LEWISBORO, N.Y. – The Lewisboro Town Board is considering amending the town’s sign ordinance in hopes of providing a better way to communicate with residents during power outages.
Using lessons learned from last year’s blackouts caused by Hurricane Irene and the October snowstorm, as well as the recent thunderstorm that cause more than half of Lewisboro to lose it power, the Goldens Bridge Fire Department has proposed placing an LED-lit sign in front of its firehouse that would relay emergency information to passers-by.
The signs would tell people the location of cooling or warming centers, and things such as the location and availability of dry ice, bottled water, and charging stations for cell phones and laptops.

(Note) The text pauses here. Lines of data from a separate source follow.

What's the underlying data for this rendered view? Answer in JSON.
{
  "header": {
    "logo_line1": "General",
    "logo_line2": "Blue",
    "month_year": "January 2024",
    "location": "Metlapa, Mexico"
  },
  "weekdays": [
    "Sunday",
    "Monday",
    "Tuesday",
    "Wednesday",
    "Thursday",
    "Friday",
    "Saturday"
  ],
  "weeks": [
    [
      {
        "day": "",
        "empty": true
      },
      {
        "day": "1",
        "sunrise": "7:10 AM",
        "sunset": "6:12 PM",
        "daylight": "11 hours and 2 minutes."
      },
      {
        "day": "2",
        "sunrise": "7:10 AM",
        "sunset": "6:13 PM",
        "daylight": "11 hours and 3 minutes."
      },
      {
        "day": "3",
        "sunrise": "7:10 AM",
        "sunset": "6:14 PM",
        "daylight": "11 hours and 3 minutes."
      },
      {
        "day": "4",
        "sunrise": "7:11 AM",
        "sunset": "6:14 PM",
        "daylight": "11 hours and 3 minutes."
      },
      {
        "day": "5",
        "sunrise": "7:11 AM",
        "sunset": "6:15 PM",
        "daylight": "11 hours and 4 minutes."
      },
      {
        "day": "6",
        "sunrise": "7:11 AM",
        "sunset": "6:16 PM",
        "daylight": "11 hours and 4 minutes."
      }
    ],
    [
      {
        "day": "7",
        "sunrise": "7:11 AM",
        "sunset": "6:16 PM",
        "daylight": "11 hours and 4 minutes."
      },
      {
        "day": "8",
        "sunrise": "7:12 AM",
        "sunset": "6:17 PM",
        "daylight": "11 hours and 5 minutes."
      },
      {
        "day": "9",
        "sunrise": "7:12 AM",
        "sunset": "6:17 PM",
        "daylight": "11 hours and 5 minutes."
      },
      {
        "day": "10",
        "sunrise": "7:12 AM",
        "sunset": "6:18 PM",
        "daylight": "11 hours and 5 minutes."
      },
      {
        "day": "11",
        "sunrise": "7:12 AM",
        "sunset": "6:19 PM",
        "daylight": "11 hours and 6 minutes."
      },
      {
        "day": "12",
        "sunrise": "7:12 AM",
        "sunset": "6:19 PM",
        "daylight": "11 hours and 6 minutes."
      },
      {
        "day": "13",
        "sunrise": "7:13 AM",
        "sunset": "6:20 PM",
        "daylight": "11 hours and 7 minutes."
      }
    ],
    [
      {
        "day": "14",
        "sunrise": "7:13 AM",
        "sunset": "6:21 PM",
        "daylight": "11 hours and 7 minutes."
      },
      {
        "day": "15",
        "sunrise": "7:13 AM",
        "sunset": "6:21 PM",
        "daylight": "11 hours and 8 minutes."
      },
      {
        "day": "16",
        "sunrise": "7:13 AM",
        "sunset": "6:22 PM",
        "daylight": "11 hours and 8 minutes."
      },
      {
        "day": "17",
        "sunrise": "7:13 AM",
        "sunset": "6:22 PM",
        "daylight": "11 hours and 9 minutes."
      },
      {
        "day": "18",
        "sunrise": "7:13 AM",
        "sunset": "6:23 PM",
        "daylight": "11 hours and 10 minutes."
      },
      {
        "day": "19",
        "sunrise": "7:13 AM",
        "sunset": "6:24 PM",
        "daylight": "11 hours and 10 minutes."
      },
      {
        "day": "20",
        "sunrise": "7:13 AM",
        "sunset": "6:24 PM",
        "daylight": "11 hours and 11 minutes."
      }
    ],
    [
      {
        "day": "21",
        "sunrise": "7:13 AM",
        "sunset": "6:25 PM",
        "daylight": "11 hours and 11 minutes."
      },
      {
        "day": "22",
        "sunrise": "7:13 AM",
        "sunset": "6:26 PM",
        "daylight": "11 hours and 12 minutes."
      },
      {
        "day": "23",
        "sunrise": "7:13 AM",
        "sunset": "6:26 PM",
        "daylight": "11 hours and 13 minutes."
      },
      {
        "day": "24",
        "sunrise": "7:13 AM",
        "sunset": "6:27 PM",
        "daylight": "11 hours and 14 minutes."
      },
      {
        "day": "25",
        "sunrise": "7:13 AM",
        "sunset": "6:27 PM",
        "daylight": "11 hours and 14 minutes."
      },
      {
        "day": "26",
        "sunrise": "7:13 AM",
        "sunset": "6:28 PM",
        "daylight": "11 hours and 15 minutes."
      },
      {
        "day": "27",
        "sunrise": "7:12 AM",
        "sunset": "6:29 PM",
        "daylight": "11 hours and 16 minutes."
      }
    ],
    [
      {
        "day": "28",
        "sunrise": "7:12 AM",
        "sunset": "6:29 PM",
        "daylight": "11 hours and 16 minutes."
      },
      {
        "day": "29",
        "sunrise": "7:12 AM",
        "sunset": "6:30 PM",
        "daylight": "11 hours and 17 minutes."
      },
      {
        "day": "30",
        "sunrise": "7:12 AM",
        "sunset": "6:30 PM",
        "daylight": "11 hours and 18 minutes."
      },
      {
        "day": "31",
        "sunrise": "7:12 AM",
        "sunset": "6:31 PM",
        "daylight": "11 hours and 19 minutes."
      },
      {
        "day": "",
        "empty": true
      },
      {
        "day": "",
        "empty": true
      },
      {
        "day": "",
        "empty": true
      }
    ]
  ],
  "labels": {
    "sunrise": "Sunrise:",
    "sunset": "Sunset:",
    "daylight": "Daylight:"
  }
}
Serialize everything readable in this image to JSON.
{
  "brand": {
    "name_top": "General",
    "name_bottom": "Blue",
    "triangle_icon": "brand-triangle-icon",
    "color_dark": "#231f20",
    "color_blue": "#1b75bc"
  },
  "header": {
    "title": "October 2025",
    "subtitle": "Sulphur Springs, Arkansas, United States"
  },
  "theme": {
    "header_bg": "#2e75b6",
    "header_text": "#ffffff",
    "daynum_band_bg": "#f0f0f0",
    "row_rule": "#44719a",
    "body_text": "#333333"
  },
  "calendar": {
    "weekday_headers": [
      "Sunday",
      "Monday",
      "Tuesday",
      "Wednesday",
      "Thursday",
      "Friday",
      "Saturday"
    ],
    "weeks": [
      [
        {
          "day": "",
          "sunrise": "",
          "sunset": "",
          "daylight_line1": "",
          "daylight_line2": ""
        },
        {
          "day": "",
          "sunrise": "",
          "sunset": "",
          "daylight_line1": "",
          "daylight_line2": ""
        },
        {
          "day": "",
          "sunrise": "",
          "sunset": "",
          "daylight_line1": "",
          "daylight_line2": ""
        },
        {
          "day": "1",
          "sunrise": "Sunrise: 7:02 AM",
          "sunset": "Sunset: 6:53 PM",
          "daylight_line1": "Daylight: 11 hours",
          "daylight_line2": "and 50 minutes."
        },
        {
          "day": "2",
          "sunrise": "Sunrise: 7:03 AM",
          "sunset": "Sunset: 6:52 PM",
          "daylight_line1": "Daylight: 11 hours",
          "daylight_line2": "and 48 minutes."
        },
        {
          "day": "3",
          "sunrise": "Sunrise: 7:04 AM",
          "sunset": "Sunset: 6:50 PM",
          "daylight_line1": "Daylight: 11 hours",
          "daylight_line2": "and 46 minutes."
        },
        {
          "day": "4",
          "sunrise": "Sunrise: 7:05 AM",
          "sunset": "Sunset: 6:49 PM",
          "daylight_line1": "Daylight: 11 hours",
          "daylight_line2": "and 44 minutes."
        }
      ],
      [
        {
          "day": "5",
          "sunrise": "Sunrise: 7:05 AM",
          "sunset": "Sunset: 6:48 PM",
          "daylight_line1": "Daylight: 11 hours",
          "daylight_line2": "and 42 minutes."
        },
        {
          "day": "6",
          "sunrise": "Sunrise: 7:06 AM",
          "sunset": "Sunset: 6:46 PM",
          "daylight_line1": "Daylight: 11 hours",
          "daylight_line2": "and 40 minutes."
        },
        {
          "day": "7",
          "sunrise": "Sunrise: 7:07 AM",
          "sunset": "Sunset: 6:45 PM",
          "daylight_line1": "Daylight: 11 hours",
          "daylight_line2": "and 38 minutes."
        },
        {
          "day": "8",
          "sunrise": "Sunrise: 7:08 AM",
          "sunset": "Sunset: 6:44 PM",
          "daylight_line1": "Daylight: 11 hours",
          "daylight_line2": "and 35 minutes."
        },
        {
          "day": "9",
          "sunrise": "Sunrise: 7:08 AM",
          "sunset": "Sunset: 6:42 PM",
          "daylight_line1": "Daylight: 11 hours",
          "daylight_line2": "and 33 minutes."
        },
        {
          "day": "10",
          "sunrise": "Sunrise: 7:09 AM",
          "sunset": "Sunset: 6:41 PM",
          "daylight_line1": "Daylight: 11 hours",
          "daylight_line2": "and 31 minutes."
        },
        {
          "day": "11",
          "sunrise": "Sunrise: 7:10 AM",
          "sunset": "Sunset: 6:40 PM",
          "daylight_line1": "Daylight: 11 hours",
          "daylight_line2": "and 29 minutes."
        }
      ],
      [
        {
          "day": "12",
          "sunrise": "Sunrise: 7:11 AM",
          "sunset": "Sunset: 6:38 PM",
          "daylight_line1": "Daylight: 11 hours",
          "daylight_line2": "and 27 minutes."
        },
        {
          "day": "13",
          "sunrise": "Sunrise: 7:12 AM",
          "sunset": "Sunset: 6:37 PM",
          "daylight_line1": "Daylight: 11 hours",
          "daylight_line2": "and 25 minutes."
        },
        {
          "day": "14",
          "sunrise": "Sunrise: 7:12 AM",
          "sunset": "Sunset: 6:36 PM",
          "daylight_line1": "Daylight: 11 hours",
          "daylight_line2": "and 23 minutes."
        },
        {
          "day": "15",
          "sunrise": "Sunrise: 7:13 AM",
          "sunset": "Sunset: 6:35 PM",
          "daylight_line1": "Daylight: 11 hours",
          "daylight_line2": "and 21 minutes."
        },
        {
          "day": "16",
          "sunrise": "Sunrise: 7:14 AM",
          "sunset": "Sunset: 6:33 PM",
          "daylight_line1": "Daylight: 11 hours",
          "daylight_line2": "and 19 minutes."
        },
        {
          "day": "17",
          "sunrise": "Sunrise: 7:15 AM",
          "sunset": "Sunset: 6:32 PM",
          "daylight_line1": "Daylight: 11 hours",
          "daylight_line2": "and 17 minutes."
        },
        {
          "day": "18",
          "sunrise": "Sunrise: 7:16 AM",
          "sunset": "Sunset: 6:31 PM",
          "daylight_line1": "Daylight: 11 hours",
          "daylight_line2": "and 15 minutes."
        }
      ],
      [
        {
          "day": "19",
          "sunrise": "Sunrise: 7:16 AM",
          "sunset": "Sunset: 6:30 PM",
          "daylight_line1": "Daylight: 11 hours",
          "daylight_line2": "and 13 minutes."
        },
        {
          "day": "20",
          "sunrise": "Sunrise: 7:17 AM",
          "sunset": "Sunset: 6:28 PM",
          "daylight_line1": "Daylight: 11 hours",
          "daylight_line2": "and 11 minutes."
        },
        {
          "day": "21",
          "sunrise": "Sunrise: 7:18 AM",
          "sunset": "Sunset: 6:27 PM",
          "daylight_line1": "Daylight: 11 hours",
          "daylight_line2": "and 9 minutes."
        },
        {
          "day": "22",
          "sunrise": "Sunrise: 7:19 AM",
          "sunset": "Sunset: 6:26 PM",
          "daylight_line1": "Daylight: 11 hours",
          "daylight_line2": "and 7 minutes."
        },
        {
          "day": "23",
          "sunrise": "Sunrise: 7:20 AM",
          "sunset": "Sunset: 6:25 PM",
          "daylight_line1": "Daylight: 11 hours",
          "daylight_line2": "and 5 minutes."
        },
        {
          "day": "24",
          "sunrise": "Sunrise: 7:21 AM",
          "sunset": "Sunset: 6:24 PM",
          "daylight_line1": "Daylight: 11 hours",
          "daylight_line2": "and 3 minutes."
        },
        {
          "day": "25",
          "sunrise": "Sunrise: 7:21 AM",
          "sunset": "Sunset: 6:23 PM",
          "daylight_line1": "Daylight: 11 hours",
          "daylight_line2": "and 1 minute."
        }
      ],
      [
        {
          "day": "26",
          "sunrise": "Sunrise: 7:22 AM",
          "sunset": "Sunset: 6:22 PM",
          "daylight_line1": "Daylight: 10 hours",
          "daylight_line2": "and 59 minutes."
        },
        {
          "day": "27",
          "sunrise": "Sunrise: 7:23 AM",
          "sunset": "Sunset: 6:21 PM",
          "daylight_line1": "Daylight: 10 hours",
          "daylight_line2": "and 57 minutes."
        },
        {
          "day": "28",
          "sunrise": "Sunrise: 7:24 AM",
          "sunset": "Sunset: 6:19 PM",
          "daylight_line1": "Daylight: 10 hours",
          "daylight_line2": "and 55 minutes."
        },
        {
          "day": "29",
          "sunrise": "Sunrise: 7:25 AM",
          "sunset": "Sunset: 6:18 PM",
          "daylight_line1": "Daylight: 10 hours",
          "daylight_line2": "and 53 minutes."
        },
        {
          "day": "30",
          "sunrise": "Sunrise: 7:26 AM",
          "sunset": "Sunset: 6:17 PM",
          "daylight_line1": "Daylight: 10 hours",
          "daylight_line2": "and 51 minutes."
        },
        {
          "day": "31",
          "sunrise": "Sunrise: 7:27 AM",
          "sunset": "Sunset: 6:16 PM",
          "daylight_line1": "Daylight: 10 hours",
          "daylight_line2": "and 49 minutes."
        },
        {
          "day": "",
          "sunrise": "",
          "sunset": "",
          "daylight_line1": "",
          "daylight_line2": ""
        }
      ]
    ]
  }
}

The proposed signs, which may also be placed at the Vista and South Salem fire stations and the Lewisboro Volunteer Ambulance Corps headquarters, are larger than the sign ordinance currently allows. They stand 7 feet 6 inches tall and 6 feet wide with a 4- by 6-foot display area.
“I have seen these signs, and I don’t feel that they are all that obtrusive,” Town Supervisor Peter Parsons said. “The firehouses have generators to make sure that they stay lit, and the info can be updated quickly. It would be a big step in improving communications.”
Parsons said the Goldens Bridge Fire Department already has money to purchase a sign and the Vista Fire Department has expressed an interest in buying one as well.
“I would encourage the others to follow suit,” he said.
Town officials said they struggled during the recent power outages to disseminate information. They provided updates to Internet news services and local radio stations, but noted that if residents don’t have power, many of them can’t access those media. The signs would circumvent that problem.
“This is something that would come in so handy,” said Deputy Supervisor Peter DeLucia. “It could tell people that this place or that place is open and where they can find dry ice and water.”
Town Board members said they would look at the possibility of adding signs to locations such as the Town House or Town Park.
However, Town Board member Frank Kelly said that the revised ordinance needs to be specific and spell out exactly the types of entities – primarily emergency services – that could display such signs.
“We want it to be specific. We don’t want some pharmacy to label itself an emergency medical station or something,” he said.
Board members will begin the process of drafting a revised sign ordinance that would allow for the increased size of these types of signs and specify who can display them. A public hearing on the proposal has been set for Aug. 13.